Morrison's discussions of industrial age utopias are stronger. She provides a useful biography of Robert Owen, explaining how his ideas gathered support in Britain even as he alienated important constituencies. Her analysis of his architecture is brief, unfortunately, and generally disconnected from Owen's political philosophy, but there are highlights in the two chapters that follow, one on James Silk Buckingham's 1849 model town of Victoria and one on Robert Pemberton's The Happy Colony (1854). The former features a well-referenced description of the ills of the Victorian industrial city. The latter offers a strong analysis of both the political philosophy and the architecture of Pemberton's utopian vision, productively situating his proposal for a glass-roofed college settlement in contemporary debates on the nature of learning and the power of education to improve the condition of the laboring class, as well as the success of London's Crystal Palace as a venue of working-class edification worthy of civic repetition and amplification. Indeed, this is the best chapter of the book. The only problem is that the value of the digital model is unclear given the high level of detail contained in Pemberton's original illustrations. The last two chapters, on King Camp Gillette's 1894 vision for a corporate Metropolis and Bradford Peck's The World a Department Store (1900), both feature excellent discussions of historical context and political philosophy, yet they also suffer from the problem that pervades this book: a lack of architectural or urban analysis connecting the designs of the utopian visions to history and politics.
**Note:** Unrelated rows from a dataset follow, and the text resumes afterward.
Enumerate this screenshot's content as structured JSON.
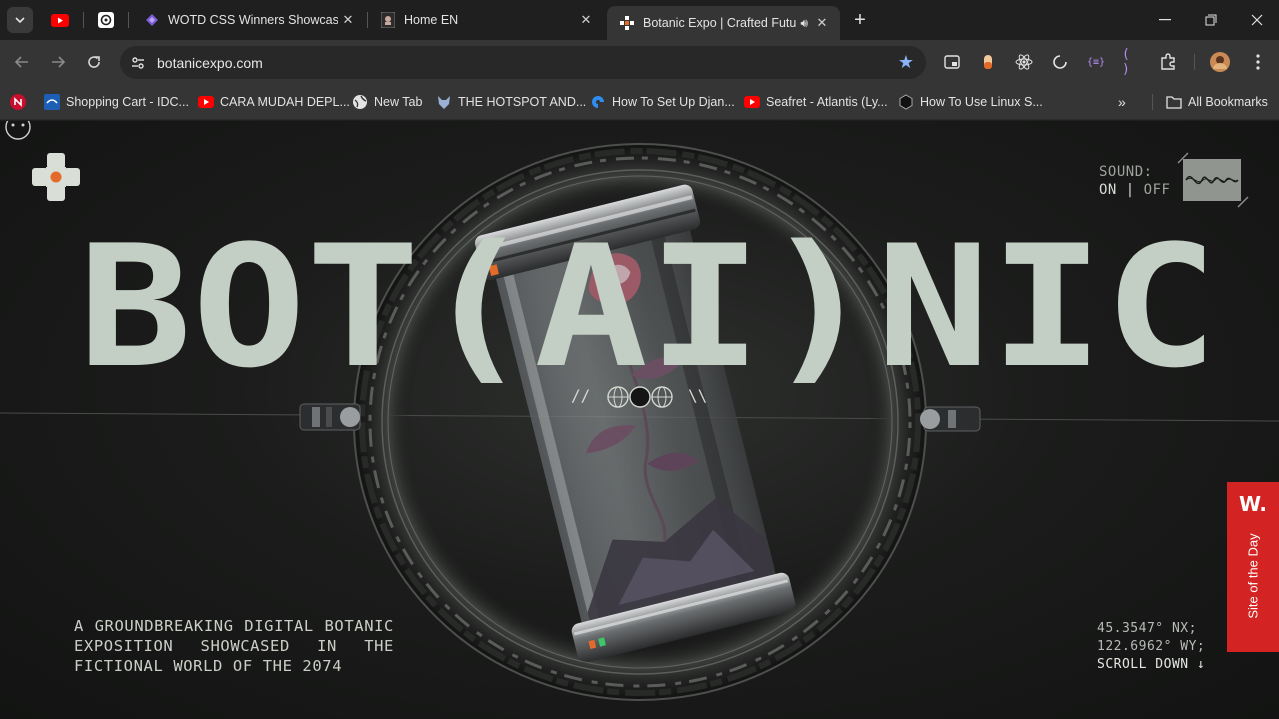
{
  "browser": {
    "tabs": [
      {
        "title": "WOTD CSS Winners Showcase -",
        "icon": "wotd-icon"
      },
      {
        "title": "Home EN",
        "icon": "page-icon"
      },
      {
        "title": "Botanic Expo | Crafted Futur",
        "icon": "botanic-icon",
        "active": true,
        "audio": "speaker-icon"
      }
    ],
    "pinned": [
      "youtube-icon",
      "openai-icon"
    ],
    "url": "botanicexpo.com",
    "bookmarks": [
      {
        "label": "",
        "icon": "n-icon"
      },
      {
        "label": "Shopping Cart - IDC...",
        "icon": "cart-icon"
      },
      {
        "label": "CARA MUDAH DEPL...",
        "icon": "youtube-icon"
      },
      {
        "label": "New Tab",
        "icon": "globe-icon"
      },
      {
        "label": "THE HOTSPOT AND...",
        "icon": "fox-icon"
      },
      {
        "label": "How To Set Up Djan...",
        "icon": "digitalocean-icon"
      },
      {
        "label": "Seafret - Atlantis (Ly...",
        "icon": "youtube-icon"
      },
      {
        "label": "How To Use Linux S...",
        "icon": "hex-icon"
      }
    ],
    "all_bookmarks": "All Bookmarks"
  },
  "page": {
    "title_text": "BOT(AI)NIC",
    "center_marks": {
      "left": "//",
      "right": "\\\\"
    },
    "sound": {
      "label": "SOUND:",
      "on": "ON",
      "sep": "|",
      "off": "OFF"
    },
    "tagline": "A GROUNDBREAKING DIGITAL BOTANIC EXPOSITION SHOWCASED IN THE FICTIONAL WORLD OF THE 2074",
    "coords": {
      "lat": "45.3547° NX;",
      "lon": "122.6962° WY;",
      "scroll": "SCROLL DOWN ↓"
    },
    "award": {
      "logo": "W.",
      "label": "Site of the Day"
    }
  },
  "colors": {
    "title": "#c3cfc4",
    "award": "#d32323",
    "accent": "#e26b2a"
  }
}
This issue is made worse by the lack of citation of the considerable body of scholarship on these utopias, most unfortunate when Morrison's ideas seem to parallel those of other scholars, as is the case in her chapters on Albrecht Dürer and Gillette. The chief purpose of the book seems, however, not so much to provide artful scholarship on the history and meaning of these imaginary places as to help them come alive for readers, who are encouraged to enter into the digital models with their imaginations. If the text were reduced to an appropriately cursory exhibition mode and the models were provided as truly immersive virtual environments accessible online or through gaming consoles (and perhaps enhanced a bit by a professional firm such as Ubisoft), there is no question that this would be a most provocative exhibition of unbuilt utopias. As the book stands, however, it is more suggestive of things to come—a utopian project in itself, perhaps, that remains in many respects unbuilt.